The main limitation on the system performance is the shape and duration of the optical pulses generated in the amplifiers using a soliton-compression scheme. Even though CW and CCW arms offer 65- and 75-fs FWHM pulses, respectively, their relatively large pulse pedestals broaden the overall pulse-width used for pumping/probing the terahertz source/detector, thus, ultimately producing slower transient photocurrent and narrower operation bandwidth for the ASOPS-THz-TDS system.

Deviations in the repetition rate difference of the two laser outputs, ∆fr, is another important factor impacting the most important specifications of the spectroscopy system. These deviations can cause two serious problems: aperiodic sampling with random fluctuations and time-base distortion. As the repetition rate difference drifts during data acquisition, the time difference between the two output pulses from the bidirectional laser varies uncontrollably, leading to random fluctuations in data sampling. An analogy can be made between this uncertainty in the repetition rate difference and the uncertainty in the position of mechanical delay stages used in traditional THz-TDS systems.
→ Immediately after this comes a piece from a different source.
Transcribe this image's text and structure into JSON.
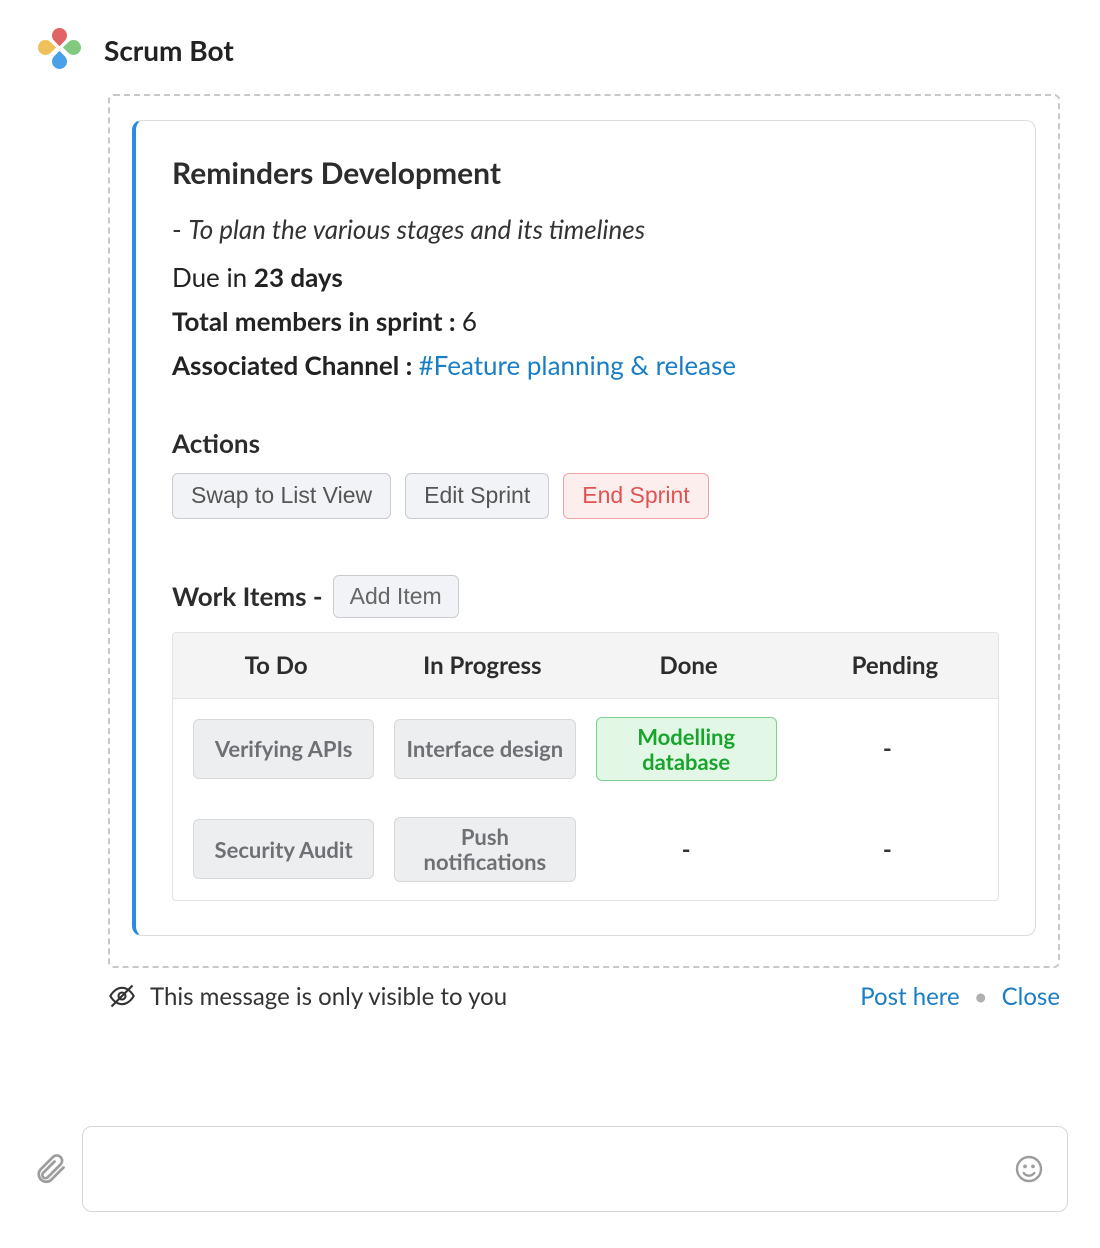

A delay stage with low accuracy can cause such fluctuations in sampling as well, which are proven to limit the dynamic range of the spectroscopy system57. Similarly, the aperiodic sampling due to the deviations in the repetition rate difference of the two laser outputs is one of the main factors limiting the dynamic range of the presented spectroscopy system. The negative impact of the time-base distortion in the recorded output photocurrent traces is more apparent when averaging multiple traces. If the time-base of the traces are not the same, averaging can degrade the spectral resolution, add undesirable artifacts to the spectrum, and decrease the sharpness of the resolved spectral lines. Again, an analogy can be made between this time-base distortion and the time-base distortion caused by the repeatability of delay stage positions in traditional THz-TDS systems58.

Mode-locked oscillators with polarization control are typically sensitive to movement and environmental perturbations like temperature fluctuations and vibration. Thermal stabilization and vibration isolation can help to minimize the fluctuations in optical output power level and deviation of M. While phase-locking electronics may be complex and costly with two laser systems, single multiplexed oscillator ASOPS-THz-TDS might only require stabilizing one degree of freedom for high resolution performance, especially when using an external trigger.

Both the terahertz emitter and the detector have better performance under higher-power optical illumination46,47. Therefore, adding another amplification stage to the laser would help to increase the dynamic range and operation bandwidth of the ASOPS-THz-TDS system. Moreover, the terahertz detector used in this experiment is designed to operate at a 780-nm wavelength. Second harmonic generation is achieved with 40% conversion efficiency by using a PPLN crystal. The performance of the system would improve with a terahertz detector operating at the laser wavelength while offering similar performance.

Self-triggered ASOPS-THz-TDS has been demonstrated with a single bidirectional mode-locked fiber laser and plasmonics-enhanced photoconductive nanoantennas. Terahertz spectra over a 0.1–2 THz frequency range with more than a 70 dB dynamic range are resolved for a 30-second measurement time, revealing water absorption lines matching the HITRAN database, through a light-weight and compact spectroscopy setup.